[Dataset rows for apps and sites]
= = = =

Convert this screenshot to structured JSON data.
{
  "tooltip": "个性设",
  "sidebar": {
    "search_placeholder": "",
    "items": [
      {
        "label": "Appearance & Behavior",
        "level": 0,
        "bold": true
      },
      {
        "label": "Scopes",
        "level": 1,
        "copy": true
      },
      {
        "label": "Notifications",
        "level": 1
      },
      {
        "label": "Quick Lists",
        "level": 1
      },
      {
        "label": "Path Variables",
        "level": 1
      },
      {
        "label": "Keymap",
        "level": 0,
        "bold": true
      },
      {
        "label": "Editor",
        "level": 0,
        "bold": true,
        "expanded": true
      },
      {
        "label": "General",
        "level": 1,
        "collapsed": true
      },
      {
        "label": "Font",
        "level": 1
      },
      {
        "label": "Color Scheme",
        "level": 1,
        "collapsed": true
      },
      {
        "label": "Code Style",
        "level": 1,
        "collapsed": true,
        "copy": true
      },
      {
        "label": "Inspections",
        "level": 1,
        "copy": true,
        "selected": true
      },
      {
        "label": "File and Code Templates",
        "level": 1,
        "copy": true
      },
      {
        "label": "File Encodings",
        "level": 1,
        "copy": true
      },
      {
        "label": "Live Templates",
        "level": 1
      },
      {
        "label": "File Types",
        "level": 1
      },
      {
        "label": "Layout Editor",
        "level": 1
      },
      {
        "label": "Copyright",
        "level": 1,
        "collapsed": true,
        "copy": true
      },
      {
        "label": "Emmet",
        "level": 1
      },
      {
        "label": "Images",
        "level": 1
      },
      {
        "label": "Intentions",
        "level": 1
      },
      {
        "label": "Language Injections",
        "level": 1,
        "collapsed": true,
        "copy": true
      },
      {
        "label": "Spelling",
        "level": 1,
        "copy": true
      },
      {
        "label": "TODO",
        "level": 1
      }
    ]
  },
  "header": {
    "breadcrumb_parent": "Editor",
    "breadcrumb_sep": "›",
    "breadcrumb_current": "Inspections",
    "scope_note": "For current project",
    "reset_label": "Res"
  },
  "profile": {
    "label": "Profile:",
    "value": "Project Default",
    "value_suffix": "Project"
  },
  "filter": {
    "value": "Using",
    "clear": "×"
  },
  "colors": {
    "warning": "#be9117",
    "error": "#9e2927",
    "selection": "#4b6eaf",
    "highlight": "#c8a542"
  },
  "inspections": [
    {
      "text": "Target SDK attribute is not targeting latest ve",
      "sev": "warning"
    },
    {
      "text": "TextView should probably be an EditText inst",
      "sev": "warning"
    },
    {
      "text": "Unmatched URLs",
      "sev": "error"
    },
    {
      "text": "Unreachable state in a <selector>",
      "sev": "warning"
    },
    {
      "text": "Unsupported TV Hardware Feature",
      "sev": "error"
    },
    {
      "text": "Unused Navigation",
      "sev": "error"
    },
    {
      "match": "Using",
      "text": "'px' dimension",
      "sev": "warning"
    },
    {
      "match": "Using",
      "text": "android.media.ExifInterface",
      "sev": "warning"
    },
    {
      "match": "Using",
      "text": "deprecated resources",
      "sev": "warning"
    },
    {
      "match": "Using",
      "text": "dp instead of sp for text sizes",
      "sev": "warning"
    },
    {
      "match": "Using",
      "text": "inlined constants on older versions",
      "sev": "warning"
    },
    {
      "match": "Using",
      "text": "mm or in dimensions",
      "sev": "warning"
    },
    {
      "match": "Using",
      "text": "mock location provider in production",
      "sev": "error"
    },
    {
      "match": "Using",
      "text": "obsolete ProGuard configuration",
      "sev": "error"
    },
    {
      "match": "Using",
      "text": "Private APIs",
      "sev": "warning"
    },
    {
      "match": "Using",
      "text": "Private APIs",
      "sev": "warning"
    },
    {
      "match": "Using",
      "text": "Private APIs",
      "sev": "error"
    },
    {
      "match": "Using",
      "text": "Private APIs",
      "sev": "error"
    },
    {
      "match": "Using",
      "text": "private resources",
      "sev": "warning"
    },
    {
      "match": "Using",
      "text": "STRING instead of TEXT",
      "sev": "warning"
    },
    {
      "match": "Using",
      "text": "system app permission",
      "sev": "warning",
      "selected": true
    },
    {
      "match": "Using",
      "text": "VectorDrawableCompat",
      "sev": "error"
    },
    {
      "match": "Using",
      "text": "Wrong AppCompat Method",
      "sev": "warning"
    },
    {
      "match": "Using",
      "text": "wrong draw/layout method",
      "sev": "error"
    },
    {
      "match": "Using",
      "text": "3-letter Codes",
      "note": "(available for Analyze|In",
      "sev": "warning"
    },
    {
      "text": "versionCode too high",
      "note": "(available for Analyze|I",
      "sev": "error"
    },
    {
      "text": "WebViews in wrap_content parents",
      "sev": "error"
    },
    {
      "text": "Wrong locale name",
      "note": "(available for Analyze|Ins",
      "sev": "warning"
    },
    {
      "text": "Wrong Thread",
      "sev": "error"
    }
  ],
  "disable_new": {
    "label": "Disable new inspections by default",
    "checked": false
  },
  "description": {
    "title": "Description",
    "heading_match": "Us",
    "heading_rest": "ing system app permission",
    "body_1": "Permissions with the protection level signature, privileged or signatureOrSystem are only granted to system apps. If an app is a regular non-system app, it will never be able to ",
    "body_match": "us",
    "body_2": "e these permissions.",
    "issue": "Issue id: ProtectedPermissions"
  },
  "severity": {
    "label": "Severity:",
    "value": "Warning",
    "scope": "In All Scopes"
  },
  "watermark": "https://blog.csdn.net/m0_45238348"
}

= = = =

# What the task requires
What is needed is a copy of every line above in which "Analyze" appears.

# Exercise solution
      "note": "(available for Analyze|In",
      "note": "(available for Analyze|I",
      "note": "(available for Analyze|Ins",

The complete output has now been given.